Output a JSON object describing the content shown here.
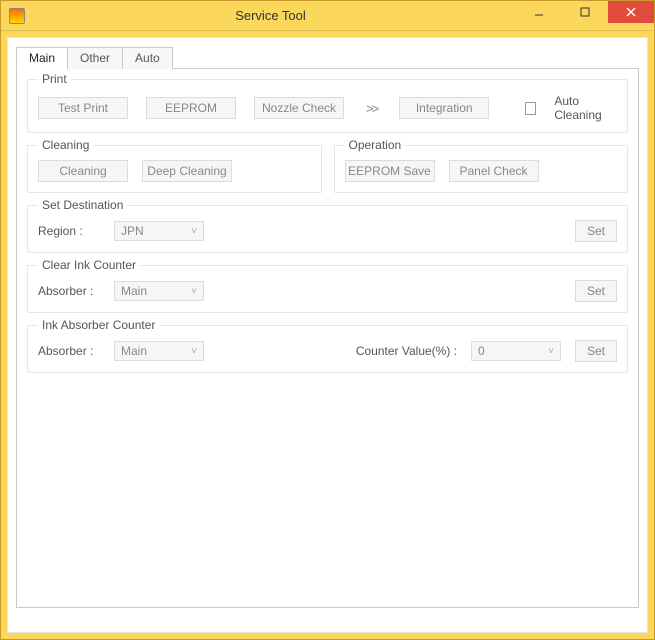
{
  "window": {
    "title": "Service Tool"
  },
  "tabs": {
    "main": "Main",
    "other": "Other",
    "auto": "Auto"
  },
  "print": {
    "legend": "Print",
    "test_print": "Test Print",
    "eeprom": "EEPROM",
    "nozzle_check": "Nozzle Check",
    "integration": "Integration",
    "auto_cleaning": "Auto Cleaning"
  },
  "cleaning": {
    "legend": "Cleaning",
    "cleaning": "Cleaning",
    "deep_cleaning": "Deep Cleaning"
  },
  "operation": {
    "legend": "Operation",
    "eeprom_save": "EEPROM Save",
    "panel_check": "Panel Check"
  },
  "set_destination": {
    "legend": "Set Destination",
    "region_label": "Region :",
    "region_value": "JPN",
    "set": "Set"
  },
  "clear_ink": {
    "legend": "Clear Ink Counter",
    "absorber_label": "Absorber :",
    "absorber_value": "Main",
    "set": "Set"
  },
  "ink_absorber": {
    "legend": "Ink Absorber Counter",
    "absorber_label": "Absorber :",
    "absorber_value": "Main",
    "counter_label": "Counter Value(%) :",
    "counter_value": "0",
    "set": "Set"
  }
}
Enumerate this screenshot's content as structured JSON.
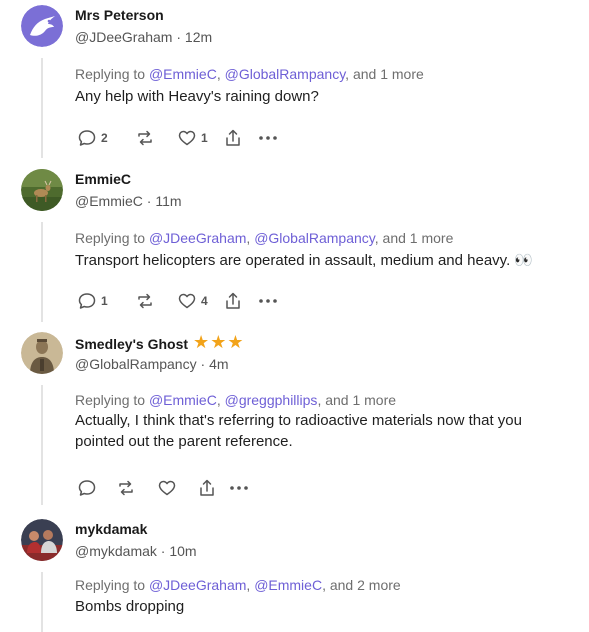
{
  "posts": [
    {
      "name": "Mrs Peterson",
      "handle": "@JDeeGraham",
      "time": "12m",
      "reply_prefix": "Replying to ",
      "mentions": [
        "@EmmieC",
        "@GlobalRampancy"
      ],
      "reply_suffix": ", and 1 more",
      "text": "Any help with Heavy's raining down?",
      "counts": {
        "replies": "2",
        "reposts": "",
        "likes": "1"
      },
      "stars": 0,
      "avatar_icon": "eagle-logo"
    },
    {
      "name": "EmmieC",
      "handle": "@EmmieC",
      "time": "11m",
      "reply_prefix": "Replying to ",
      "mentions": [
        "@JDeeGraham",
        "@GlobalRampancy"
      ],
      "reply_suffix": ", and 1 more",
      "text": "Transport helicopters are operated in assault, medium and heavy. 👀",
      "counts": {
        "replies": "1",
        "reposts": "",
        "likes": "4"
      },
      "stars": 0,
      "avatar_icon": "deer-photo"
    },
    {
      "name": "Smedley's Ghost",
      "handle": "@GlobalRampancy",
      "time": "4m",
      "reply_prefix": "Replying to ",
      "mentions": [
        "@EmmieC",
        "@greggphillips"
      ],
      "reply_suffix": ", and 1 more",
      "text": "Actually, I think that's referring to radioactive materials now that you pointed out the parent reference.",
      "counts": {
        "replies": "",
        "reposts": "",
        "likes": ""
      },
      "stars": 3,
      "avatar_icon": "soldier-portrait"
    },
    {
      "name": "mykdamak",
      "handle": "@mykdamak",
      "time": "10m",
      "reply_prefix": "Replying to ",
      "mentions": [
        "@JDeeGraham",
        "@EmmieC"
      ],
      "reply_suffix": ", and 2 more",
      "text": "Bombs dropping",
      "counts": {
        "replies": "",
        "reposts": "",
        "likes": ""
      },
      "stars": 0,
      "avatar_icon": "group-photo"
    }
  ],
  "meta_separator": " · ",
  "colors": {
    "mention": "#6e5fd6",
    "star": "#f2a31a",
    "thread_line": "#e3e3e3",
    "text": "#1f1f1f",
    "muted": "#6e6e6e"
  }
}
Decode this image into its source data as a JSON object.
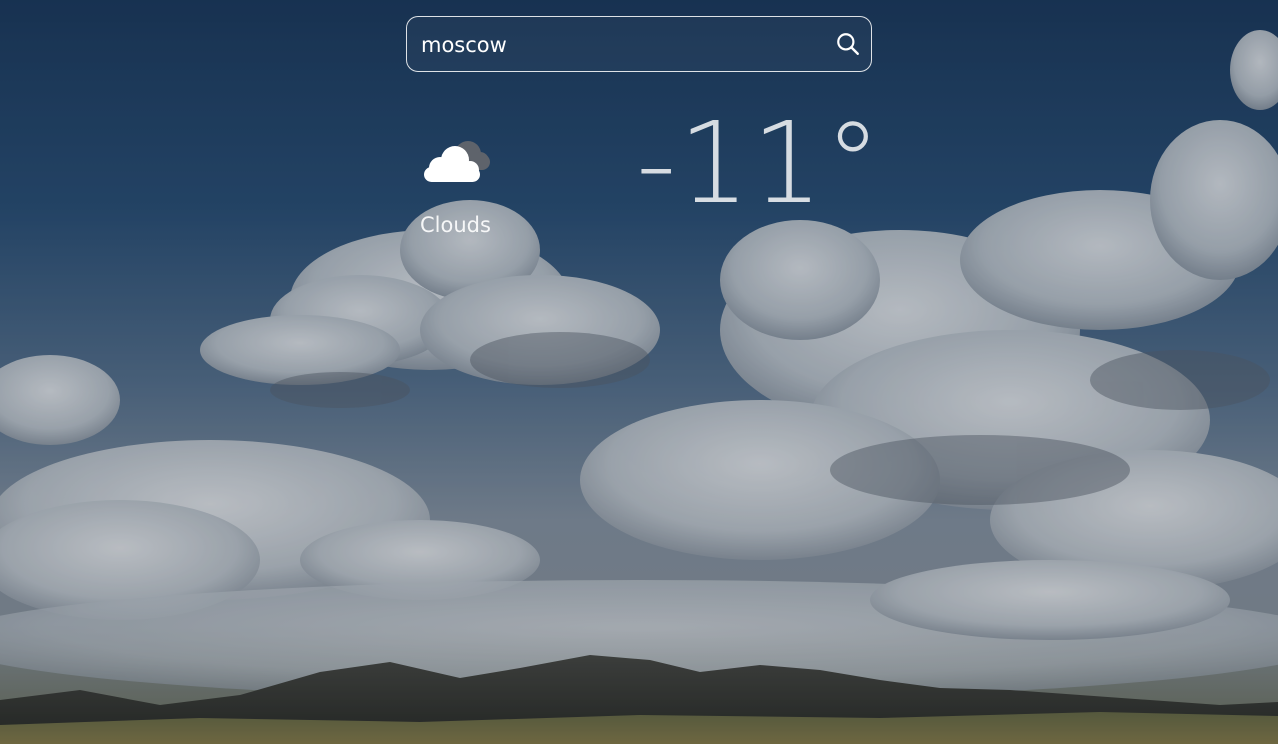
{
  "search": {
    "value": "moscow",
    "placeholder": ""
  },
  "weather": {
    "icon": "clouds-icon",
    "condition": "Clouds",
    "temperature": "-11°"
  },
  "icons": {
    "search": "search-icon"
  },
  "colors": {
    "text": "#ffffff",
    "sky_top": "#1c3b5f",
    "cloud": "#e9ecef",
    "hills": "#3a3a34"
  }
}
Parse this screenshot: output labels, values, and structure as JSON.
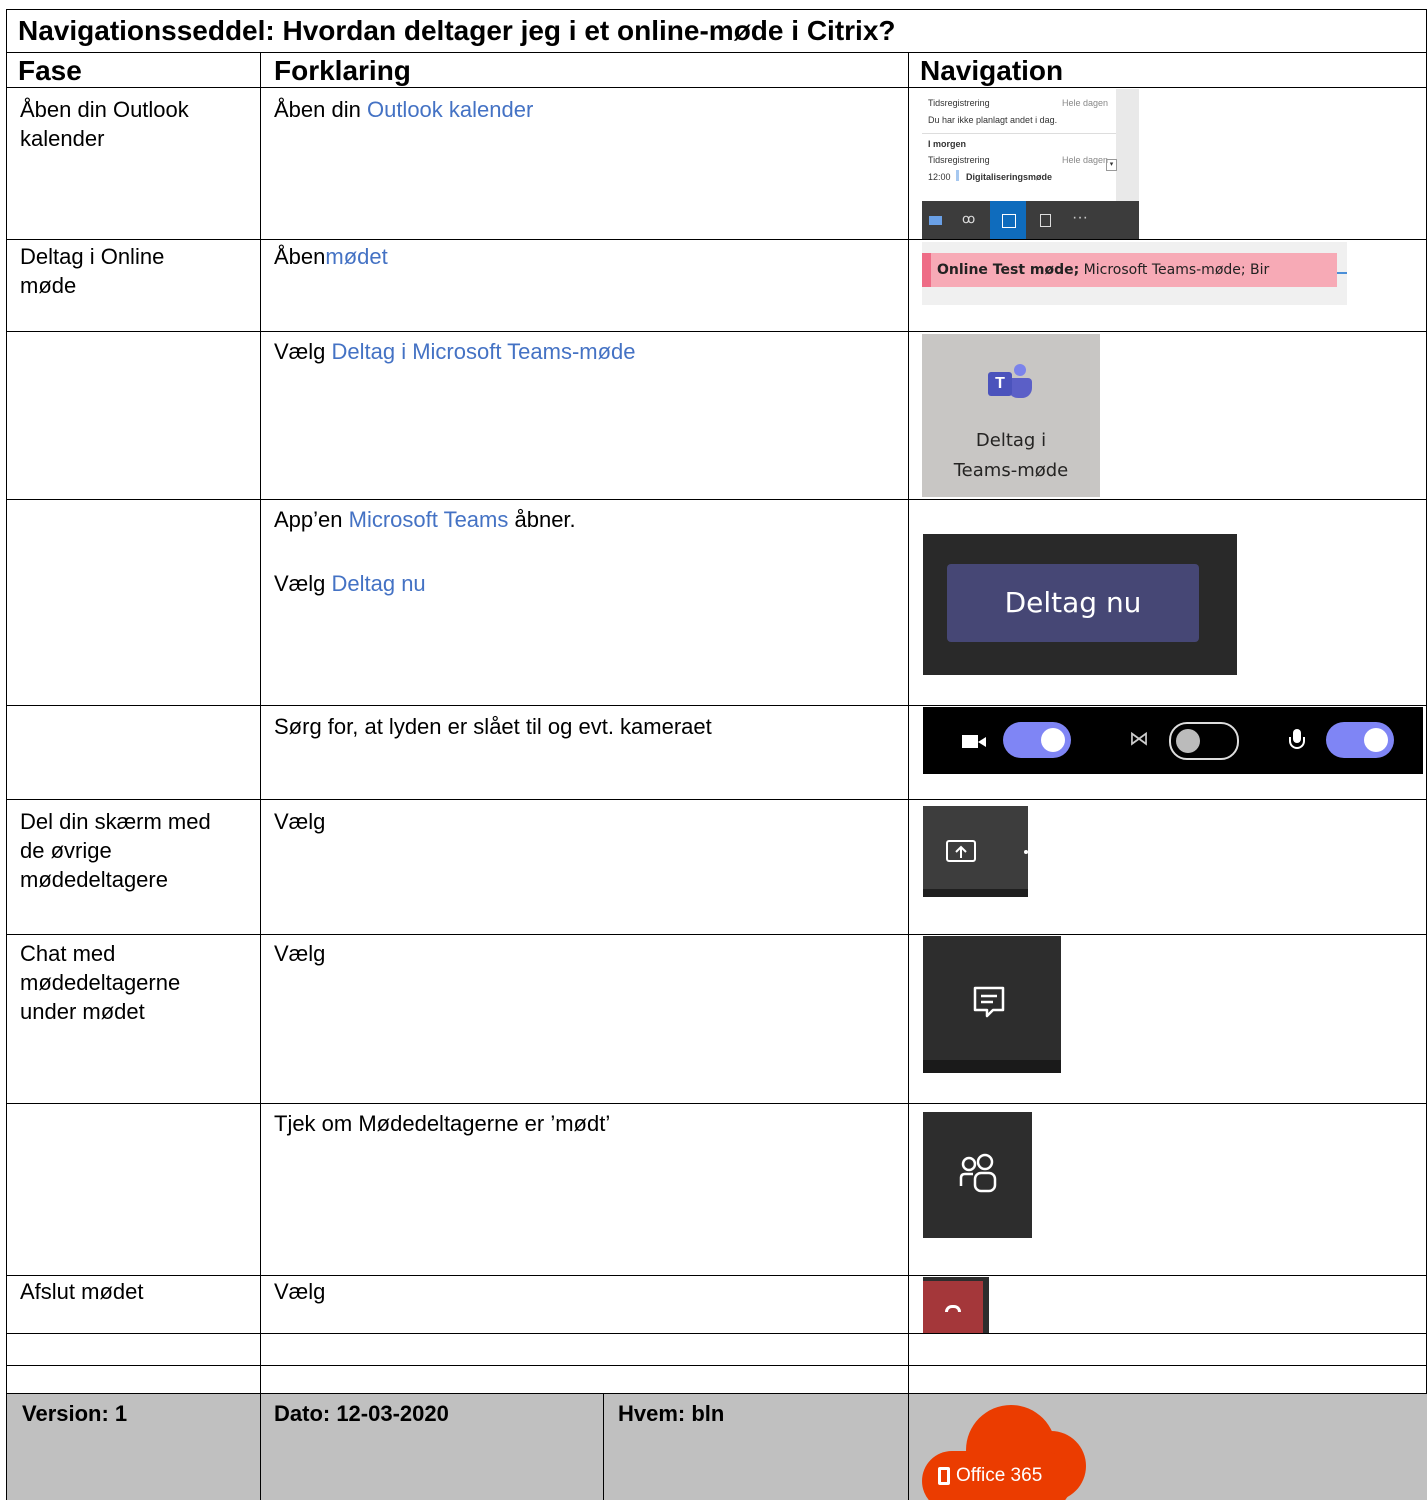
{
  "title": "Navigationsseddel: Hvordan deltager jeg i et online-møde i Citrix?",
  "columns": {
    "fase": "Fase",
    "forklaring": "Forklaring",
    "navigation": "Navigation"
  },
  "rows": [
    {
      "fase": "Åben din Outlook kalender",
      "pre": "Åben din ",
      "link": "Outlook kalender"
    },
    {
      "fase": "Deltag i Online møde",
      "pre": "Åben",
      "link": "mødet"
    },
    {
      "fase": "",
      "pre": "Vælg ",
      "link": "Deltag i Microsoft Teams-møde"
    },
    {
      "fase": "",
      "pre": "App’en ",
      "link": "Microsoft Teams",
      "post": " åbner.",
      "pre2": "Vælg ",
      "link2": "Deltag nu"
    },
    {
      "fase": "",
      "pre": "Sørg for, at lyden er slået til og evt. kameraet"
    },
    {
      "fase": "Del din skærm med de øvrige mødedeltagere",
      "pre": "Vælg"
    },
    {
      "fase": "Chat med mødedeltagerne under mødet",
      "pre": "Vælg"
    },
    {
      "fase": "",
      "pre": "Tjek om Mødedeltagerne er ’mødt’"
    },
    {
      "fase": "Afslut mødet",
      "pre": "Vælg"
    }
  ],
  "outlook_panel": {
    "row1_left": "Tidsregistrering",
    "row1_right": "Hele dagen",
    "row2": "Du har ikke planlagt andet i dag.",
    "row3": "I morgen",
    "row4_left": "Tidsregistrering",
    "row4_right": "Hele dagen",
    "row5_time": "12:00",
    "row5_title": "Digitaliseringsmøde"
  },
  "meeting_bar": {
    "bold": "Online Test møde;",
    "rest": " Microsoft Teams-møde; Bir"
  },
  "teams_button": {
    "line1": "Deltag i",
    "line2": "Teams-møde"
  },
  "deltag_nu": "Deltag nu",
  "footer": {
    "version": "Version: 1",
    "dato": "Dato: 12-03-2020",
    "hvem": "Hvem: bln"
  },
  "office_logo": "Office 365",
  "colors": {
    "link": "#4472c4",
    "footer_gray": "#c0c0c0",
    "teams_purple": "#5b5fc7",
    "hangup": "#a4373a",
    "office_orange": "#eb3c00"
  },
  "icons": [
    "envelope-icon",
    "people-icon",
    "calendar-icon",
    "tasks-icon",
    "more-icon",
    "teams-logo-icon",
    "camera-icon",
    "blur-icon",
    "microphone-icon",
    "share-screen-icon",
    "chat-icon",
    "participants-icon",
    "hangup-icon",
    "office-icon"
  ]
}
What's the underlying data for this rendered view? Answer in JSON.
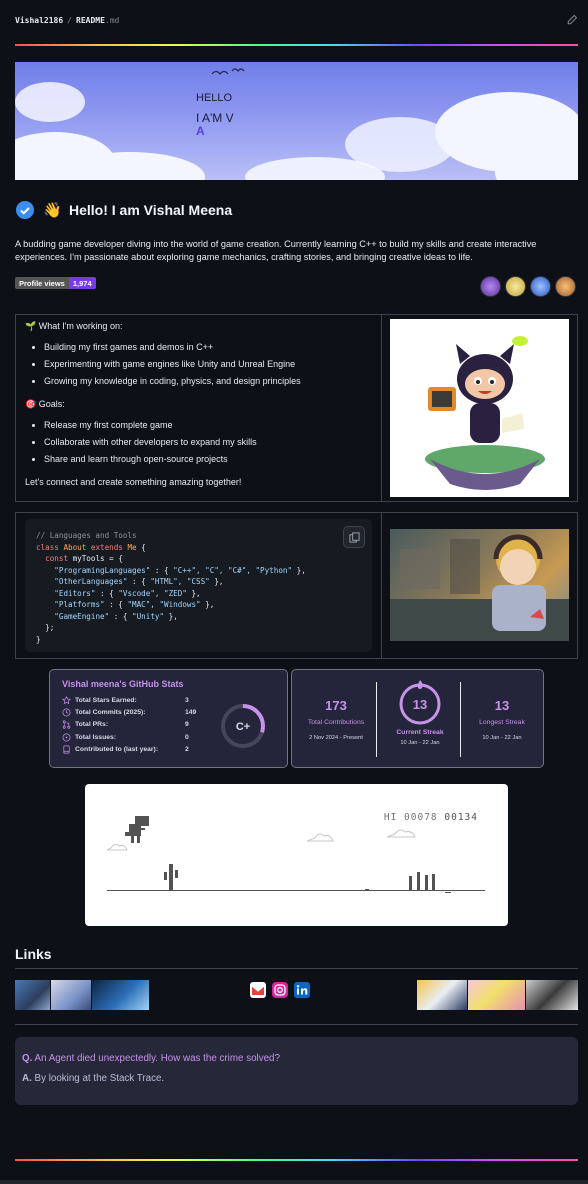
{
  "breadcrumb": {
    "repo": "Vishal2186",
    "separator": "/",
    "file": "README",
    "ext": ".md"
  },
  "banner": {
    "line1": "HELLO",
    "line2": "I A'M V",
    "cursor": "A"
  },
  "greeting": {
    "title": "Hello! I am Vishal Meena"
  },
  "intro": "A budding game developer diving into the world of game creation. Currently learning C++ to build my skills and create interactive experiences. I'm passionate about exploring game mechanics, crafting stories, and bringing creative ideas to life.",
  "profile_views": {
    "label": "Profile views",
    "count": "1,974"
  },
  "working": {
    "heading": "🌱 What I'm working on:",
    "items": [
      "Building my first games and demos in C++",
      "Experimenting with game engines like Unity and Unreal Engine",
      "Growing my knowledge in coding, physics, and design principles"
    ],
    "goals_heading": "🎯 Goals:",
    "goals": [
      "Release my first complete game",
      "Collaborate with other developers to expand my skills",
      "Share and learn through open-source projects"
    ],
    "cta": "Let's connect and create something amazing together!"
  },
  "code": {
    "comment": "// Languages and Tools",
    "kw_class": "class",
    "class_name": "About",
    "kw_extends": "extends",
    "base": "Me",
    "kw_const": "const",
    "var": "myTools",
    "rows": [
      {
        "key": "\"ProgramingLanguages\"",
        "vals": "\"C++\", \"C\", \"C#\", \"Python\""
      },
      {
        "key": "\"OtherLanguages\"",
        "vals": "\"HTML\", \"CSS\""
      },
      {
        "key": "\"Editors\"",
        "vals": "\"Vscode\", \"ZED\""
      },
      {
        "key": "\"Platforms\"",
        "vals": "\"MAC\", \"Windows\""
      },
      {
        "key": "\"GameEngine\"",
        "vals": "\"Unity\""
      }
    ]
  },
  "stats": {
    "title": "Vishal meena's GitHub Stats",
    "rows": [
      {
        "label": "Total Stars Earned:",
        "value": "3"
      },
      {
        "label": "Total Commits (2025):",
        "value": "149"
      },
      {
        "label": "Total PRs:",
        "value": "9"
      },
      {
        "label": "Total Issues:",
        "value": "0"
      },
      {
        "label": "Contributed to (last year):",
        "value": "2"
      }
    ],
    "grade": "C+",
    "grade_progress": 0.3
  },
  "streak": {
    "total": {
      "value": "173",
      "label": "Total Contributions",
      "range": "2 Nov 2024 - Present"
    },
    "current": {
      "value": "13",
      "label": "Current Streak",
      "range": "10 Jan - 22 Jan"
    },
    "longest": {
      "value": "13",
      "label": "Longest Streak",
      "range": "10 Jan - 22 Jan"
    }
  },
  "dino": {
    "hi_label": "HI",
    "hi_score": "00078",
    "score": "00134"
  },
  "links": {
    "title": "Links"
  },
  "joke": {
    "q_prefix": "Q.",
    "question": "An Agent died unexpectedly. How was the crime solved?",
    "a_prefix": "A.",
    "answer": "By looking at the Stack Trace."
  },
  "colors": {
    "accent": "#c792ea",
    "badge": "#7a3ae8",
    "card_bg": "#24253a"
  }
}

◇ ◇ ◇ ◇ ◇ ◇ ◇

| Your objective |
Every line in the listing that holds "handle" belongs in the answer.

| Solved exercise |
      "handle": "@JDeeGraham",
      "handle": "@EmmieC",
      "handle": "@GlobalRampancy",
      "handle": "@mykdamak",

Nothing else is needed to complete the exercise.